Exercise:
The answer must be one number: how many lines in the records below contain the string "Inquiry".

Provided records:
= = = =

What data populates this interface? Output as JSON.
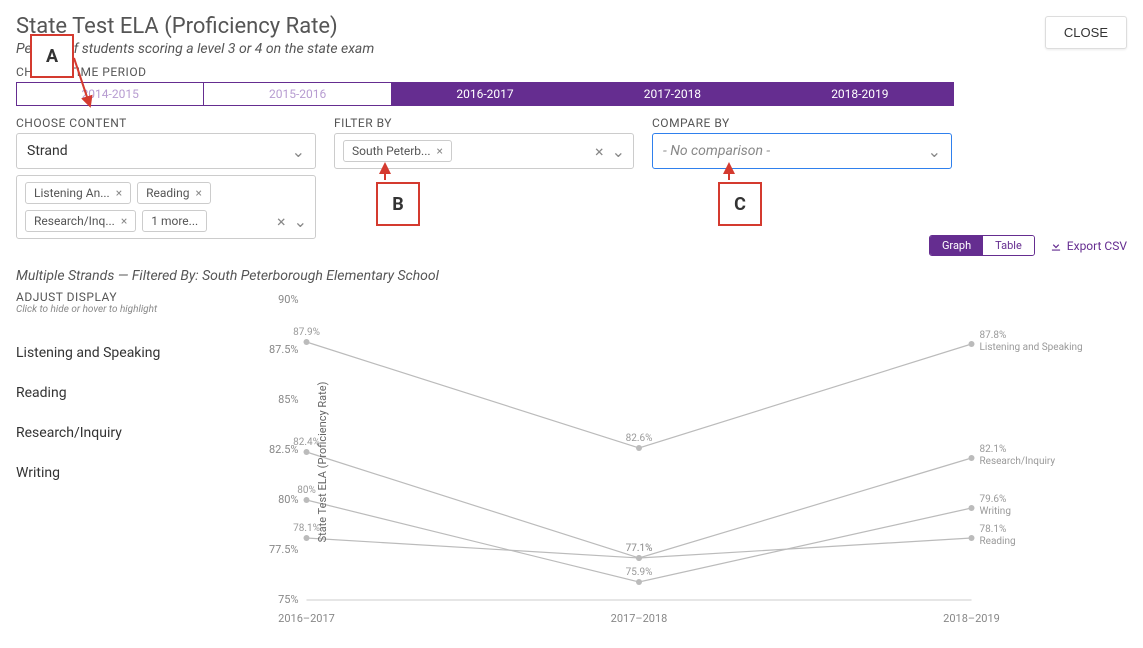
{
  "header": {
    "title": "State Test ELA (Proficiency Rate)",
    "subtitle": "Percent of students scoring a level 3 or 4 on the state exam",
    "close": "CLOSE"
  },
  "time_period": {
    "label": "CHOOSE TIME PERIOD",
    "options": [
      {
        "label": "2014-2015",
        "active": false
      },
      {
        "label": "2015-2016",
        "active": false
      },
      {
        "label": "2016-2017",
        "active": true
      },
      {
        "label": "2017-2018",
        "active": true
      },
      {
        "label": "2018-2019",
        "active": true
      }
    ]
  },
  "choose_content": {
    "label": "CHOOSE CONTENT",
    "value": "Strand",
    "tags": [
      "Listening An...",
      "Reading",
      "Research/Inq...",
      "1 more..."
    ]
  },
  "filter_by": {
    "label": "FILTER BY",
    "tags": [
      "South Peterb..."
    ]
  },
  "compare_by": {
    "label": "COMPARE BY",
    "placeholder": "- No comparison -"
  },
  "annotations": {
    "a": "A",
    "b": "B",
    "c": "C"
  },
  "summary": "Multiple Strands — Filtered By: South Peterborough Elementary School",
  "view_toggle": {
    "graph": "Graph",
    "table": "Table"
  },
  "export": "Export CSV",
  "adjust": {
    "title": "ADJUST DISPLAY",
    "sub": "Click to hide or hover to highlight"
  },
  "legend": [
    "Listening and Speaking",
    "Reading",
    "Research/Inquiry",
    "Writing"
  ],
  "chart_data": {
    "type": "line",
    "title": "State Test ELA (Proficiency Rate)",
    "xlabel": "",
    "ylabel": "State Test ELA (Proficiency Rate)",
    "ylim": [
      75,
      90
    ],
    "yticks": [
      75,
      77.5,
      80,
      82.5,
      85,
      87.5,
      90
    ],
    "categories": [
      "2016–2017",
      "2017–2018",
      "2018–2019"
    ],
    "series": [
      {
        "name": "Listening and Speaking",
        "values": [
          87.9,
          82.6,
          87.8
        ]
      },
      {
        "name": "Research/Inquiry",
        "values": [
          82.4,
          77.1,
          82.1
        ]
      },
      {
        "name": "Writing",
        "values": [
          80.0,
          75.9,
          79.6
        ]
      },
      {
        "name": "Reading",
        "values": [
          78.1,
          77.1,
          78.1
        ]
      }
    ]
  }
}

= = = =

Response area:
2